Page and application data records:
----

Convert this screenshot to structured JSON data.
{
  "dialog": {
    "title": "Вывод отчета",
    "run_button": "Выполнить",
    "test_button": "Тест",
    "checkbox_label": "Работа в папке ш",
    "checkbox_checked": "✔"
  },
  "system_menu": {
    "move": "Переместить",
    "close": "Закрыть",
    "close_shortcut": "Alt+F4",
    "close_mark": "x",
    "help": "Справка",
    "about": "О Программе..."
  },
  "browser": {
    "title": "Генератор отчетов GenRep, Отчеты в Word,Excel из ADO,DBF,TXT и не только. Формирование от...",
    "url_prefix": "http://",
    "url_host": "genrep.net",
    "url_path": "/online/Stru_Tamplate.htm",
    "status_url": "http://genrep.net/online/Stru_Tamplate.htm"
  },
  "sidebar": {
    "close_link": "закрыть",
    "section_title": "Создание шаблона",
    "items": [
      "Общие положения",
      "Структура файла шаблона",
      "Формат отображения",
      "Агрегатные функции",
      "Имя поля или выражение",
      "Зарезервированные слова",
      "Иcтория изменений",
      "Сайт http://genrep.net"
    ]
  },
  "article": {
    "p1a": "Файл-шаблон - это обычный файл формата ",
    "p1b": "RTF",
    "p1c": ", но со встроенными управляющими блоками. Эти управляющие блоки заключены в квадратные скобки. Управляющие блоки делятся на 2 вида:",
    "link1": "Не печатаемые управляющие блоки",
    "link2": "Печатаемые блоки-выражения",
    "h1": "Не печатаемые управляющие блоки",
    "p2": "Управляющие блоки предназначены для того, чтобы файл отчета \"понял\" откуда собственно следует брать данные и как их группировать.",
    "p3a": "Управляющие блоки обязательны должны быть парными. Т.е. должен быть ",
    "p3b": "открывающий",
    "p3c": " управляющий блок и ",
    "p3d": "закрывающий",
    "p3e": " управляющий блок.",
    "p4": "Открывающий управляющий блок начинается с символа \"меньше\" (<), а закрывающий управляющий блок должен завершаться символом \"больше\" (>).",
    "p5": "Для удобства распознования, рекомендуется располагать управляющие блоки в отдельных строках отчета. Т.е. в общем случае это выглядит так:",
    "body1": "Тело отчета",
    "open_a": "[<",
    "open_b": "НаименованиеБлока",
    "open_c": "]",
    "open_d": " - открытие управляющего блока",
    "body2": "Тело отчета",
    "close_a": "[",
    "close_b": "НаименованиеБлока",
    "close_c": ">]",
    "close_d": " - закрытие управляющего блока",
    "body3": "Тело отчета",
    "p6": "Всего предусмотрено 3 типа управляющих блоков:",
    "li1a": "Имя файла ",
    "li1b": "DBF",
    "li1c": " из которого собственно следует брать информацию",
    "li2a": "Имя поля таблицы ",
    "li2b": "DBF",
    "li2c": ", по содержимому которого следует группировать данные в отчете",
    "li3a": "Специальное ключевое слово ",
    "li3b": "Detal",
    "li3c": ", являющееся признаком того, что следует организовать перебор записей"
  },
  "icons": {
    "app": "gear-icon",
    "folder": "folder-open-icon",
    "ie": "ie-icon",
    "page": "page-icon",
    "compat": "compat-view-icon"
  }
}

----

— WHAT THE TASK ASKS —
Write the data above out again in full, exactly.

— OUTPUT OF THE EXERCISE —
Convert this screenshot to structured JSON data.
{
  "dialog": {
    "title": "Вывод отчета",
    "run_button": "Выполнить",
    "test_button": "Тест",
    "checkbox_label": "Работа в папке ш",
    "checkbox_checked": "✔"
  },
  "system_menu": {
    "move": "Переместить",
    "close": "Закрыть",
    "close_shortcut": "Alt+F4",
    "close_mark": "x",
    "help": "Справка",
    "about": "О Программе..."
  },
  "browser": {
    "title": "Генератор отчетов GenRep, Отчеты в Word,Excel из ADO,DBF,TXT и не только. Формирование от...",
    "url_prefix": "http://",
    "url_host": "genrep.net",
    "url_path": "/online/Stru_Tamplate.htm",
    "status_url": "http://genrep.net/online/Stru_Tamplate.htm"
  },
  "sidebar": {
    "close_link": "закрыть",
    "section_title": "Создание шаблона",
    "items": [
      "Общие положения",
      "Структура файла шаблона",
      "Формат отображения",
      "Агрегатные функции",
      "Имя поля или выражение",
      "Зарезервированные слова",
      "Иcтория изменений",
      "Сайт http://genrep.net"
    ]
  },
  "article": {
    "p1a": "Файл-шаблон - это обычный файл формата ",
    "p1b": "RTF",
    "p1c": ", но со встроенными управляющими блоками. Эти управляющие блоки заключены в квадратные скобки. Управляющие блоки делятся на 2 вида:",
    "link1": "Не печатаемые управляющие блоки",
    "link2": "Печатаемые блоки-выражения",
    "h1": "Не печатаемые управляющие блоки",
    "p2": "Управляющие блоки предназначены для того, чтобы файл отчета \"понял\" откуда собственно следует брать данные и как их группировать.",
    "p3a": "Управляющие блоки обязательны должны быть парными. Т.е. должен быть ",
    "p3b": "открывающий",
    "p3c": " управляющий блок и ",
    "p3d": "закрывающий",
    "p3e": " управляющий блок.",
    "p4": "Открывающий управляющий блок начинается с символа \"меньше\" (<), а закрывающий управляющий блок должен завершаться символом \"больше\" (>).",
    "p5": "Для удобства распознования, рекомендуется располагать управляющие блоки в отдельных строках отчета. Т.е. в общем случае это выглядит так:",
    "body1": "Тело отчета",
    "open_a": "[<",
    "open_b": "НаименованиеБлока",
    "open_c": "]",
    "open_d": " - открытие управляющего блока",
    "body2": "Тело отчета",
    "close_a": "[",
    "close_b": "НаименованиеБлока",
    "close_c": ">]",
    "close_d": " - закрытие управляющего блока",
    "body3": "Тело отчета",
    "p6": "Всего предусмотрено 3 типа управляющих блоков:",
    "li1a": "Имя файла ",
    "li1b": "DBF",
    "li1c": " из которого собственно следует брать информацию",
    "li2a": "Имя поля таблицы ",
    "li2b": "DBF",
    "li2c": ", по содержимому которого следует группировать данные в отчете",
    "li3a": "Специальное ключевое слово ",
    "li3b": "Detal",
    "li3c": ", являющееся признаком того, что следует организовать перебор записей"
  },
  "icons": {
    "app": "gear-icon",
    "folder": "folder-open-icon",
    "ie": "ie-icon",
    "page": "page-icon",
    "compat": "compat-view-icon"
  }
}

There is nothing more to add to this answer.